— Goal of the exercise —
Copy the records below in full, keeping each word as it is but omitting the pictures.

— Recorded information —
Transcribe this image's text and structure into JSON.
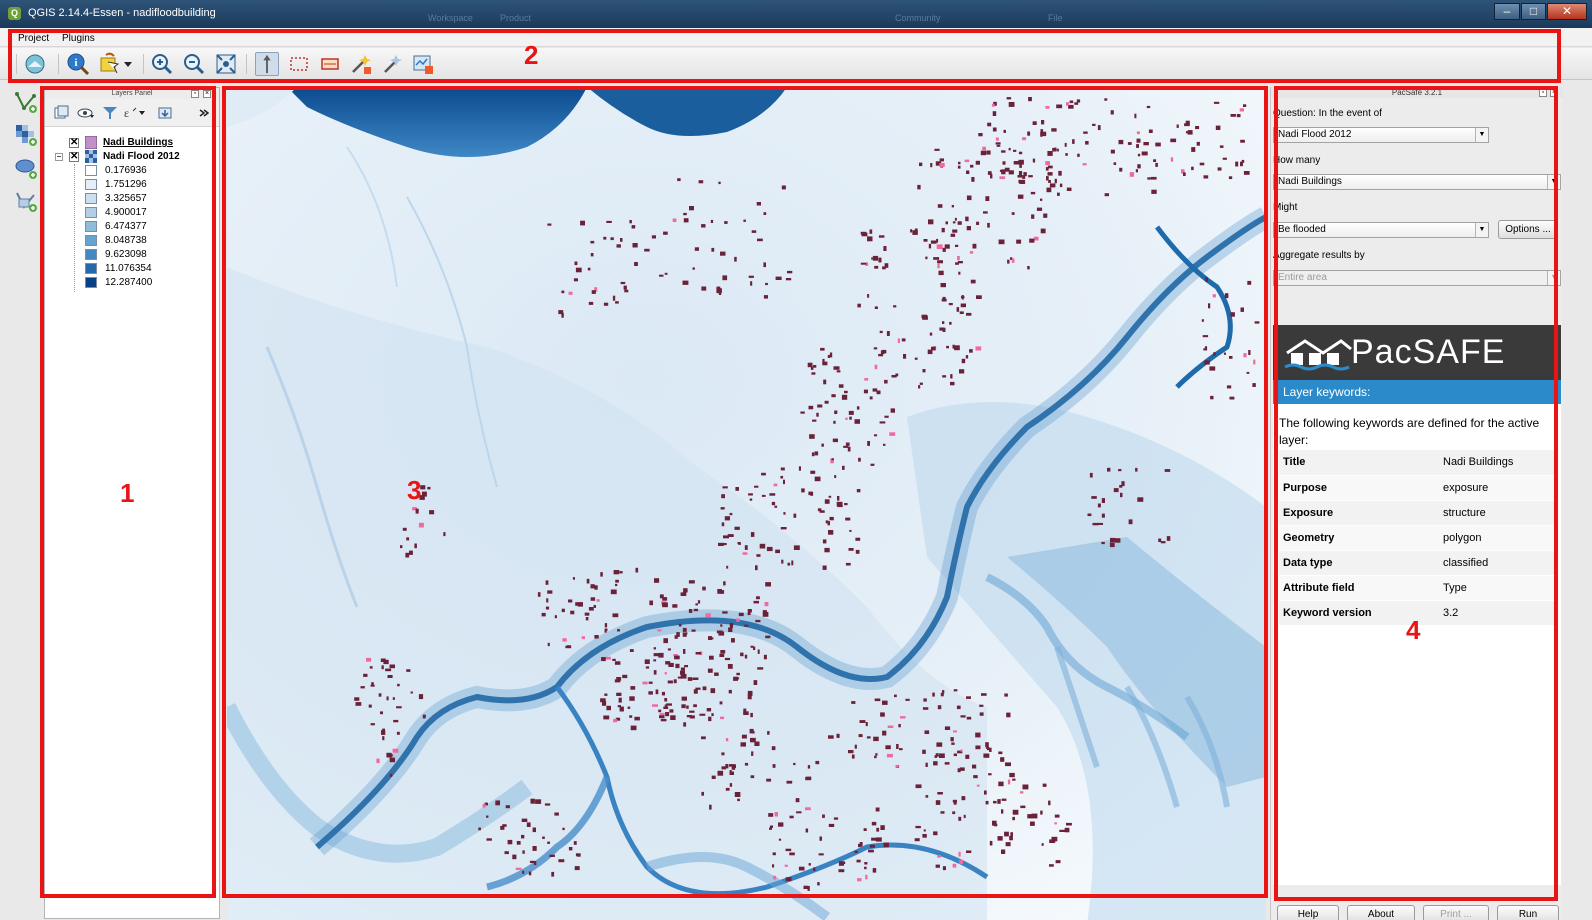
{
  "window": {
    "title": "QGIS 2.14.4-Essen - nadifloodbuilding",
    "bg_tabs": [
      "Workspace",
      "Product",
      "Community",
      "File"
    ]
  },
  "menu": {
    "items": [
      "Project",
      "Plugins"
    ]
  },
  "layers_panel": {
    "title": "Layers Panel",
    "layers": [
      {
        "name": "Nadi Buildings",
        "checked": true,
        "symbol_color": "#c290c8"
      },
      {
        "name": "Nadi Flood 2012",
        "checked": true,
        "expanded": true,
        "legend": [
          {
            "label": "0.176936",
            "color": "#ffffff"
          },
          {
            "label": "1.751296",
            "color": "#e4eef8"
          },
          {
            "label": "3.325657",
            "color": "#ccdfef"
          },
          {
            "label": "4.900017",
            "color": "#b2cfe5"
          },
          {
            "label": "6.474377",
            "color": "#8fbcdb"
          },
          {
            "label": "8.048738",
            "color": "#68a3cd"
          },
          {
            "label": "9.623098",
            "color": "#4488bf"
          },
          {
            "label": "11.076354",
            "color": "#2469ac"
          },
          {
            "label": "12.287400",
            "color": "#093f84"
          }
        ]
      }
    ]
  },
  "pacsafe": {
    "title": "PacSafe 3.2.1",
    "question_label": "Question: In the event of",
    "hazard": "Nadi Flood 2012",
    "how_many_label": "How many",
    "exposure": "Nadi Buildings",
    "might_label": "Might",
    "function": "Be flooded",
    "options_label": "Options ...",
    "aggregate_label": "Aggregate results by",
    "aggregation": "Entire area",
    "logo_text": "PacSAFE",
    "keywords_header": "Layer keywords:",
    "keywords_desc": "The following keywords are defined for the active layer:",
    "keywords": [
      {
        "key": "Title",
        "value": "Nadi Buildings"
      },
      {
        "key": "Purpose",
        "value": "exposure"
      },
      {
        "key": "Exposure",
        "value": "structure"
      },
      {
        "key": "Geometry",
        "value": "polygon"
      },
      {
        "key": "Data type",
        "value": "classified"
      },
      {
        "key": "Attribute field",
        "value": "Type"
      },
      {
        "key": "Keyword version",
        "value": "3.2"
      }
    ],
    "buttons": {
      "help": "Help",
      "about": "About",
      "print": "Print ...",
      "run": "Run"
    }
  },
  "annotations": [
    "1",
    "2",
    "3",
    "4"
  ],
  "colors": {
    "annotation": "#ea1414",
    "river": "#1a5e9a",
    "building": "#6b2238",
    "building_highlight": "#f06aa0",
    "sea": "#0b4f93"
  },
  "icons": {
    "pan-icon": "hand",
    "identify-icon": "info",
    "zoom-in-icon": "magnifier-plus",
    "zoom-out-icon": "magnifier-minus"
  }
}
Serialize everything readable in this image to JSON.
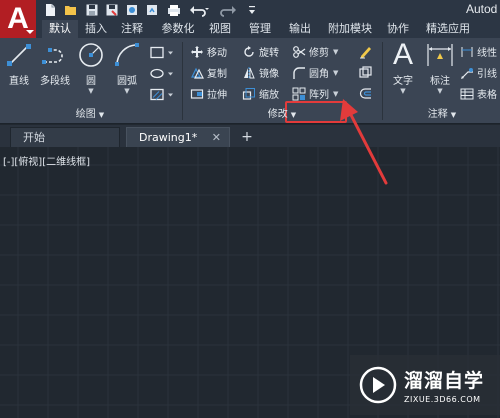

— Output of the exercise —
Transcribe this image's text and structure into JSON.
{
  "window": {
    "title": "QGIS 2.14.4-Essen - nadifloodbuilding",
    "bg_tabs": [
      "Workspace",
      "Product",
      "Community",
      "File"
    ]
  },
  "menu": {
    "items": [
      "Project",
      "Plugins"
    ]
  },
  "layers_panel": {
    "title": "Layers Panel",
    "layers": [
      {
        "name": "Nadi Buildings",
        "checked": true,
        "symbol_color": "#c290c8"
      },
      {
        "name": "Nadi Flood 2012",
        "checked": true,
        "expanded": true,
        "legend": [
          {
            "label": "0.176936",
            "color": "#ffffff"
          },
          {
            "label": "1.751296",
            "color": "#e4eef8"
          },
          {
            "label": "3.325657",
            "color": "#ccdfef"
          },
          {
            "label": "4.900017",
            "color": "#b2cfe5"
          },
          {
            "label": "6.474377",
            "color": "#8fbcdb"
          },
          {
            "label": "8.048738",
            "color": "#68a3cd"
          },
          {
            "label": "9.623098",
            "color": "#4488bf"
          },
          {
            "label": "11.076354",
            "color": "#2469ac"
          },
          {
            "label": "12.287400",
            "color": "#093f84"
          }
        ]
      }
    ]
  },
  "pacsafe": {
    "title": "PacSafe 3.2.1",
    "question_label": "Question: In the event of",
    "hazard": "Nadi Flood 2012",
    "how_many_label": "How many",
    "exposure": "Nadi Buildings",
    "might_label": "Might",
    "function": "Be flooded",
    "options_label": "Options ...",
    "aggregate_label": "Aggregate results by",
    "aggregation": "Entire area",
    "logo_text": "PacSAFE",
    "keywords_header": "Layer keywords:",
    "keywords_desc": "The following keywords are defined for the active layer:",
    "keywords": [
      {
        "key": "Title",
        "value": "Nadi Buildings"
      },
      {
        "key": "Purpose",
        "value": "exposure"
      },
      {
        "key": "Exposure",
        "value": "structure"
      },
      {
        "key": "Geometry",
        "value": "polygon"
      },
      {
        "key": "Data type",
        "value": "classified"
      },
      {
        "key": "Attribute field",
        "value": "Type"
      },
      {
        "key": "Keyword version",
        "value": "3.2"
      }
    ],
    "buttons": {
      "help": "Help",
      "about": "About",
      "print": "Print ...",
      "run": "Run"
    }
  },
  "annotations": [
    "1",
    "2",
    "3",
    "4"
  ],
  "colors": {
    "annotation": "#ea1414",
    "river": "#1a5e9a",
    "building": "#6b2238",
    "building_highlight": "#f06aa0",
    "sea": "#0b4f93"
  },
  "icons": {
    "pan-icon": "hand",
    "identify-icon": "info",
    "zoom-in-icon": "magnifier-plus",
    "zoom-out-icon": "magnifier-minus"
  }
}
Serialize everything readable in this image to JSON.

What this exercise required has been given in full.